By Fiona Ortiz and Karen Pierog
SPRINGFIELD/CHICAGO, Illinois (Reuters) - Illinois blew through a budget deadline this week, and now the state faces court battles over spending and a political standoff between rookie Republican Governor Bruce Rauner and veteran Democratic House Speaker Michael Madigan, who has dominated state politics for three decades.
Rauner said he can soften the impact of a looming government shutdown and continue paying state workers on time and in full. Democrats said there are strict limits on what the governor can spend without a budget that has been approved.
Lawmakers and political observers said the delay and confusion, if it drags on, could take a toll on the business climate and hurt Illinois' credit ratings, which are already lower than any other state's.
"I've been through overtime sessions before, but this is such a different dynamic," said Democratic State Representative Elaine Nekritz, who has been in office since 2003. "We are fighting over things that are not budget related, so I don't know what breaks that logjam."
In the state capital of Springfield, a confused attorney general and comptroller have asked a judge to clarify what can and cannot be paid without a budget. The American Civil Liberties Union obtained judicial orders compelling the state to keep funding programs for people with disabilities.
Rauner, a former private equity investor who has been governor since January, has said he will not entertain any revenue increases until the legislature passes his proposed "reform agenda" including tort reform, a local property-tax freeze and reductions in workers' compensation coverage.
This week, Madigan and other Democratic leaders invited speakers representing hospitals, transportation and social services agencies to testify before the General Assembly about the likely impact of a shutdown. The health officials warned that without budget appropriations, they cannot get matching federal funds for Medicaid, a health program for low-income people. This would put services at risk.
Members of Rauner's cabinet refused legislative requests to testify in the House chamber.
Madigan, Democratic House Speaker for 30 of the last 32 years, is known for his persistence.

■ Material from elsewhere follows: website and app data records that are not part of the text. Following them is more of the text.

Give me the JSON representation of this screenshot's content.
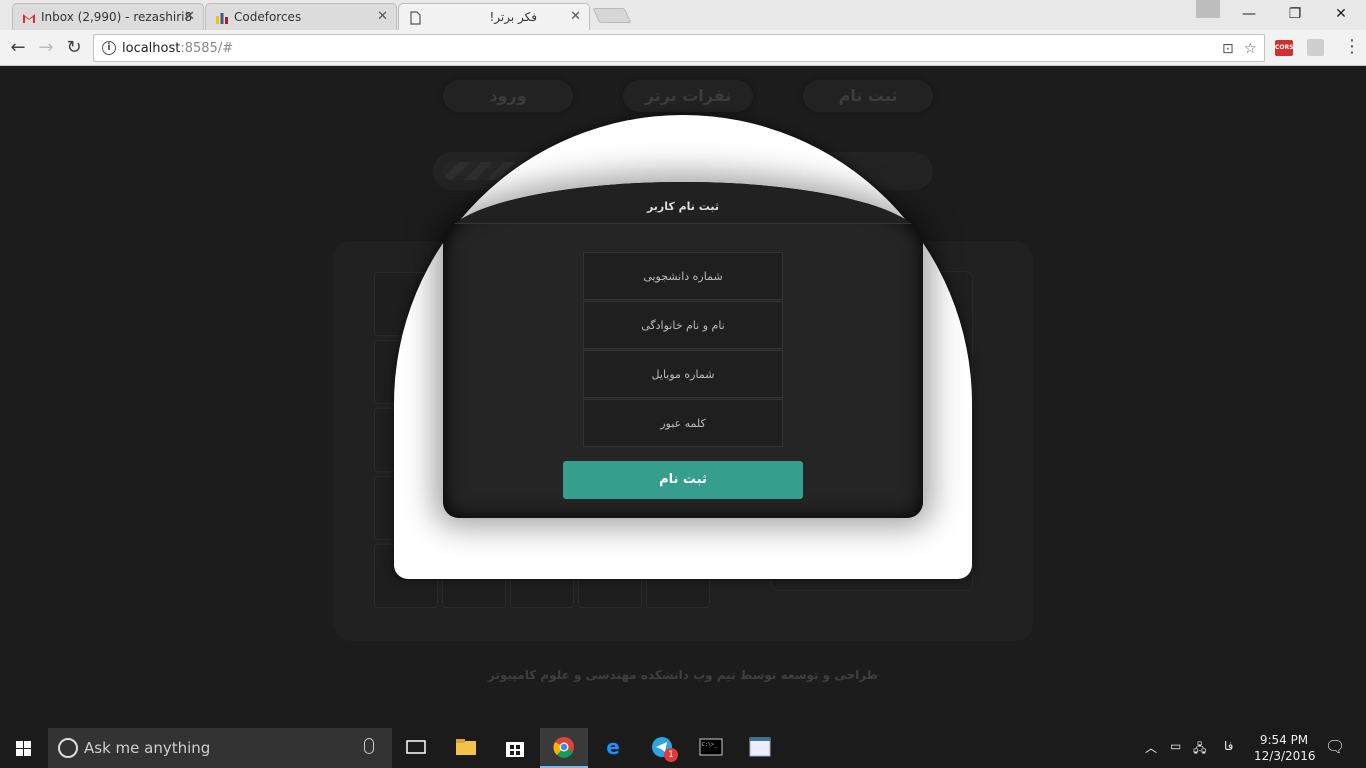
{
  "browser": {
    "tabs": [
      {
        "title": "Inbox (2,990) - rezashiri8",
        "favicon": "gmail-icon",
        "active": false
      },
      {
        "title": "Codeforces",
        "favicon": "codeforces-icon",
        "active": false
      },
      {
        "title": "!فکر برتر",
        "favicon": "document-icon",
        "active": true
      }
    ],
    "url_host": "localhost",
    "url_rest": ":8585/#"
  },
  "site": {
    "nav": {
      "register": "ثبت نام",
      "top_players": "نفرات برتر",
      "login": "ورود"
    },
    "footer": "طراحی و توسعه توسط تیم وب دانشکده مهندسی و علوم کامپیوتر"
  },
  "modal": {
    "title": "ثبت نام کاربر",
    "fields": {
      "student_id": "شماره دانشجویی",
      "full_name": "نام و نام خانوادگی",
      "mobile": "شماره موبایل",
      "password": "کلمه عبور"
    },
    "submit_label": "ثبت نام",
    "accent_color": "#369e8d"
  },
  "taskbar": {
    "search_placeholder": "Ask me anything",
    "telegram_badge": "1",
    "language": "فا",
    "time": "9:54 PM",
    "date": "12/3/2016"
  }
}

But political insiders cautioned that he could surprise with a sudden deal, as he has done in past years with pieces of major legislation, including pension reform.
Lawmakers on both sides of the aisle said they were bracing for a government shutdown. Each side blamed political rivals.
"The speaker is used to having his own way and I don't think he's going to give in any time soon, so unfortunately the near-term prospect is a shutdown of state government for a while," said Republican State Senator Matt Murphy.
AN IDEOLOGICAL BATTLE
Madigan has called Rauner's agenda "extreme" and used the term repeatedly in a press conference Tuesday.
Rauner vetoed a budget passed by the Democrat-controlled General Assembly in May, saying it violated the state constitution's balanced-budget requirement because spending outstripped revenue by $4 billion.
The fight has gotten personal. Rauner last month began running television advertisements blaming Madigan for the budget impasse, drawing on a $4.25 million fund put together by himself and real estate mogul Sam Zell.
Lawmakers said they did not see any sign of compromise.
"This is about a power struggle, I guess. The governor's boss and he's got the money to prove it. That's not responsible government," said state Senator David Koehler, a Peoria Democrat.
Democrats could take up an emergency one-month spending plan for a final vote next week. However, Rauner has signaled he would veto such a measure. To override a veto, Democrats would almost certainly have to get all 71 of their members to the floor to vote as a block.
Lawmakers and political observers say if the battle were only about the budget, it would have been solved by now.
"In the past it was over things like should we put this much money in this pot or that pot. There was never any of this other ideological stuff," said Charlie Wheeler, director of the Public Affairs Reporting program at the University of Illinois at Springfield.
"Rauner has a bottom line of being anti-union... and that goes against a core belief of the Democratic Party, so those kind of things aren't negotiable," Wheeler said.
(Editing by David Greising and David Gregorio)